Web page and app entries:
____________
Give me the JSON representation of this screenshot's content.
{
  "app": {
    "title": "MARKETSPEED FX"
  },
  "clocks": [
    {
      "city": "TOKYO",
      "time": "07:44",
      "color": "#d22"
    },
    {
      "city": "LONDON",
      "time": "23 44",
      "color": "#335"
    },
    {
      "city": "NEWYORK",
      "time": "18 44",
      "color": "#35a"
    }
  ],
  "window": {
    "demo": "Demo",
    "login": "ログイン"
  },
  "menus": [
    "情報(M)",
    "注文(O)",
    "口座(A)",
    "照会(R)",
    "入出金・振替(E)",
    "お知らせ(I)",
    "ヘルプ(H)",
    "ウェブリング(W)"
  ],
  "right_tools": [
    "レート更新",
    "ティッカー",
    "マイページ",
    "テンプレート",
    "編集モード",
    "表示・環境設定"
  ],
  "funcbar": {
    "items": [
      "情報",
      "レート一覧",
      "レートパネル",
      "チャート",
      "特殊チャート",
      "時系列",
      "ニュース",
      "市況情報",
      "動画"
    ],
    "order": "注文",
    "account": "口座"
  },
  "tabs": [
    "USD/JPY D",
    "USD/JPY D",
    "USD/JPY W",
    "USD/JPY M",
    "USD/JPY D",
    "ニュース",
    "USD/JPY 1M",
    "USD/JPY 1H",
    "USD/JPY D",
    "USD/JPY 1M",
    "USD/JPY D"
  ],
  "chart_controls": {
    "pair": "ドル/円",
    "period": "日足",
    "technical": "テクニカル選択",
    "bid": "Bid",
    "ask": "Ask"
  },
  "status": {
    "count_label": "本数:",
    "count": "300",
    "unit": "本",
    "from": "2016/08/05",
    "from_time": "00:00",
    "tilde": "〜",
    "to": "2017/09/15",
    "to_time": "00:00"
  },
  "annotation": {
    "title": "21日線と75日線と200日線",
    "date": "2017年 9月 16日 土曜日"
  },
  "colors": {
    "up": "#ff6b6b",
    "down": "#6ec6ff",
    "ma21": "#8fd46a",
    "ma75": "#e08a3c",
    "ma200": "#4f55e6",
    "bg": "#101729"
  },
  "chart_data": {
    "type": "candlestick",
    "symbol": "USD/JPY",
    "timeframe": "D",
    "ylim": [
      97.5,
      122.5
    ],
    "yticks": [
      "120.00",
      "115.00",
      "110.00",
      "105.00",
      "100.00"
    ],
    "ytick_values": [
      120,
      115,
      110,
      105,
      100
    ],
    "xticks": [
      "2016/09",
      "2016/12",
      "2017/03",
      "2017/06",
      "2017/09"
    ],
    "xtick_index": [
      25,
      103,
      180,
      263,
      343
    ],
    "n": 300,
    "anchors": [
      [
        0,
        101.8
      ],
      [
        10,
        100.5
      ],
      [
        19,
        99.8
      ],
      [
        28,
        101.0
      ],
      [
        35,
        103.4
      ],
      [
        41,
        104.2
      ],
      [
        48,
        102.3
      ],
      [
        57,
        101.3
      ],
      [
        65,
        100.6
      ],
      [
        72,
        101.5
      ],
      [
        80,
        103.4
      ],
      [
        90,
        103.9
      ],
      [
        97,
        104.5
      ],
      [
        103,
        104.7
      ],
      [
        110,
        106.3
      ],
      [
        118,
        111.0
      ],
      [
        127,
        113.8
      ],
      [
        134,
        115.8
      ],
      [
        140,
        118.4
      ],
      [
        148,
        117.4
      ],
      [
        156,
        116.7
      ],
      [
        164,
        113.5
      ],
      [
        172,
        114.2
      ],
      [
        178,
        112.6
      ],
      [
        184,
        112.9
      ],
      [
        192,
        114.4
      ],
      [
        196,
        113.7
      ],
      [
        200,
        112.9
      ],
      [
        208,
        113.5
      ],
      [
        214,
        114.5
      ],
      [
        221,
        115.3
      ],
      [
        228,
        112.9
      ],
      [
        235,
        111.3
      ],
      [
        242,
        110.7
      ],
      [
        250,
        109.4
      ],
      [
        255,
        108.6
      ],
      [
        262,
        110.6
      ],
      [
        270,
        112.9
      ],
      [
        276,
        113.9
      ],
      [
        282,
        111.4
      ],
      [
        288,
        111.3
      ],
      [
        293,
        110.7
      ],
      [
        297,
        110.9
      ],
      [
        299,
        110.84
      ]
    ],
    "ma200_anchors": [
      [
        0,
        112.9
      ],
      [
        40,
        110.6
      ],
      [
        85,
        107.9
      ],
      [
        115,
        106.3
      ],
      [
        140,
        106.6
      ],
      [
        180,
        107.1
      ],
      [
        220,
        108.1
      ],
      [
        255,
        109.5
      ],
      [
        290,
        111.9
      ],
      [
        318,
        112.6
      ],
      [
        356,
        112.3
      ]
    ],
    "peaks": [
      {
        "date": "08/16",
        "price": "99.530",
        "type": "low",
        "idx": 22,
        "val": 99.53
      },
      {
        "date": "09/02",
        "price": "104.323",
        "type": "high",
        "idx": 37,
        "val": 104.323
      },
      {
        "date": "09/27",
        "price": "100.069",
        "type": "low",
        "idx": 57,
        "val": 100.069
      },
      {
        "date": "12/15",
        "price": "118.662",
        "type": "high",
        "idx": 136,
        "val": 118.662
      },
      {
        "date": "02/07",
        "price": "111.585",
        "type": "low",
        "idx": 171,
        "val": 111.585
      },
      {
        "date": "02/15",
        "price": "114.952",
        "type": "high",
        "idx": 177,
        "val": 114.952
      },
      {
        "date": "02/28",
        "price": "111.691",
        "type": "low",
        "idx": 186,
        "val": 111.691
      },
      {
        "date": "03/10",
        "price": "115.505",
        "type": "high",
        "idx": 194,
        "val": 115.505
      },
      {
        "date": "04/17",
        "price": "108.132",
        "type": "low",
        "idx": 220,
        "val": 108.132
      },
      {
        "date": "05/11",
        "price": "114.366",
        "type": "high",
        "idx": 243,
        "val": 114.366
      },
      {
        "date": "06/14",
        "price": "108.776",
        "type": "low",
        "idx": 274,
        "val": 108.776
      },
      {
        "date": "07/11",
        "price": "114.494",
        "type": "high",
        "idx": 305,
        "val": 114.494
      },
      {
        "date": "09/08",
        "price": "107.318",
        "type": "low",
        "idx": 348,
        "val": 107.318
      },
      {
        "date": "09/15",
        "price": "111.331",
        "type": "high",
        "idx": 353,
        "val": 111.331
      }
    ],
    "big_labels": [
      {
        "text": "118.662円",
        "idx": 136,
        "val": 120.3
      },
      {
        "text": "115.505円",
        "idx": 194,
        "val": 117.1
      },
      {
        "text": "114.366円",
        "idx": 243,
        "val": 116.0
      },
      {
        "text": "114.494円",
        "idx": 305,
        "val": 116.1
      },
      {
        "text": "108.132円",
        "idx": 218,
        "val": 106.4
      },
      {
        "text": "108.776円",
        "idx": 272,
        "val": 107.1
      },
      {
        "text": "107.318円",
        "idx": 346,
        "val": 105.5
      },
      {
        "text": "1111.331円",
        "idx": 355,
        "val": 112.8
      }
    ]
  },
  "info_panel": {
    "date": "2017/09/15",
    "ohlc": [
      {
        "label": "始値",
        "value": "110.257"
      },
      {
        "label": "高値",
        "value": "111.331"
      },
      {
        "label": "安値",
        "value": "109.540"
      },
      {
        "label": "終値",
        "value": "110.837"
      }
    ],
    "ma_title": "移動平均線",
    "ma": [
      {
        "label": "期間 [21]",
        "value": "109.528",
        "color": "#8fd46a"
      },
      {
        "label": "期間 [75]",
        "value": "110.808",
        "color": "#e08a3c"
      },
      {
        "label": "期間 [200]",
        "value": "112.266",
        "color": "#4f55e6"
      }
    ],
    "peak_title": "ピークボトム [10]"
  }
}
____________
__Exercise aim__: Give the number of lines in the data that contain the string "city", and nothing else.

__Exercise response__: 3